It comes as no surprise that the Zidane incident in the World Cup final seems to have empowered those who have never watched World Cup soccer, or Premier League soccer for that matter, to weigh in on the matter. I wouldn’t say that my knowledge of the sport approaches that of Steve Gilliard or that third goofy-looking guy over at Powerline (not that guy…the other one), but I do know a bit about soccer having given up what seems like years of weekends and vacations for it, traveling for it, spending thousands of dollars on it, arguing about it (we can spend hours discussing the flat back four), and watching continuous coverage of it on, what is now called, Fox Soccer.

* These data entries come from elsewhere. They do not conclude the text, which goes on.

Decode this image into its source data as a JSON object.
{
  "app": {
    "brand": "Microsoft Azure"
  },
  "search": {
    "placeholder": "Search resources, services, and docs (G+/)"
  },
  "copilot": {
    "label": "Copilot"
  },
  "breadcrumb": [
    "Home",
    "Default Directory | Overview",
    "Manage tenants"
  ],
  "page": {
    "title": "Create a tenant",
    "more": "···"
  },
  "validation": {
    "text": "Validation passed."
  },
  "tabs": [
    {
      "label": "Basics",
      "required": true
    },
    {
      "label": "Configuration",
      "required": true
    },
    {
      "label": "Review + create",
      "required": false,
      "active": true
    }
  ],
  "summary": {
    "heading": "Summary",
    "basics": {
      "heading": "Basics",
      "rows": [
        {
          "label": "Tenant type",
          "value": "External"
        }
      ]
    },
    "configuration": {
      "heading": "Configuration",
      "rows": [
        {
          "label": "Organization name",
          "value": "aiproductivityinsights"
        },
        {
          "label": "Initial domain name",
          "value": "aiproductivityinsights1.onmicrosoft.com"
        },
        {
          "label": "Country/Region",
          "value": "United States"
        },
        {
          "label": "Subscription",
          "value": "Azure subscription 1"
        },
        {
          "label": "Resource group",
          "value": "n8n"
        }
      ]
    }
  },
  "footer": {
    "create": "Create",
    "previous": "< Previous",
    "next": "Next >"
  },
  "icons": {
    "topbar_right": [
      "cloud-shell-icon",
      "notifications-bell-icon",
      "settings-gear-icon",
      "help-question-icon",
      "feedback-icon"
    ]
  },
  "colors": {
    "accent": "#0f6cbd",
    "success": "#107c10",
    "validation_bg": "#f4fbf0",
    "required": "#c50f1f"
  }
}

Now everyone is entitled to their opinion on Zidane’s actions but, really, only those who are new to the sport would say that he gave the game a black eye…or a bruised sternum as the case may be. Regardless of the flopping and dramatics of certain players who fall to the ground attempting to draw a foul call, soccer is an incredibly physical game that has more than its share of cheap shots and subtle, and not so subtle, ways of cheating in order to gain advantage. (A favorite among high school girls is to grab your opponents shorts before they go up for a header thereby giving your opponent the feeling that they’re being pantsed as they attempt to go up which causes them to abort the mission).
We would all like to believe that soccer is a game of incredible grace with gazelle-like athletes running up the field with a ball seemingly glued to their feet as they do full-speed stepovers, give-and-goes, and other amazing things. And it is. But is also jersey grabbing, hooking, hard tackles, shoving, head-butting, and trash talking. Lots and lots of trash talking. This isn’t to excuse Zidane because his timing couldn’t have been worse. But when you have been running and being pulled on and tackled from behind for ninety plus minutes (and let’s not forget that there are no timeouts in soccer outside of injury stoppages) sometimes you’re going to lose control and do stupid things.
And speaking of stupid things….
Zidane, Moral Logician [Jonah Goldberg]
Not that I’m particularly invested in any of this, but Zidane’s position is just sorta stoopid. He says about his decision to headbutt that other guy: “I would like to apologise because a lot of children were watching the match. I do apologise but I don’t regret my behaviour because regretting it would mean he was right to say what he said.”
I-apologize-but-regret-nothing is already a pretty contradictory stance. But since when is regretting an over-reaction a blanket endorsement of somebody else’s provocative behavior? If Rich deliberately steps on my toe and I respond by burying a ballpoint pen in his skull, I will regret it later. But that doesn’t make Rich right for stepping on my toe. And saying, “I apologize but I don’t regret it,” wouldn’t count as a lot of sincerity.
I now leave this topic forever, unless I’m dragged in by forces beyond my control. Should that happen I will apologize for breaking my word, but I won’t regret it.
Leaving aside Jonah’s thinly veiled deathwish for Rich (“Ha ha ha! I was joking, Rich. Y’know? Trying to make a point? I’m a kidder. I kid!”) we are left with Jonah Goldberg, Pantload PÃ¢teux, who only plays rhetorical games in which nobody wins or loses (“Everyone gets a trophy day” – Simpson’s reference!) and whose idea of working out is sitting on a leather couch in a warm room on a hot and humid day and watching TV while making his own gravy.
That ought to exercise your gorge….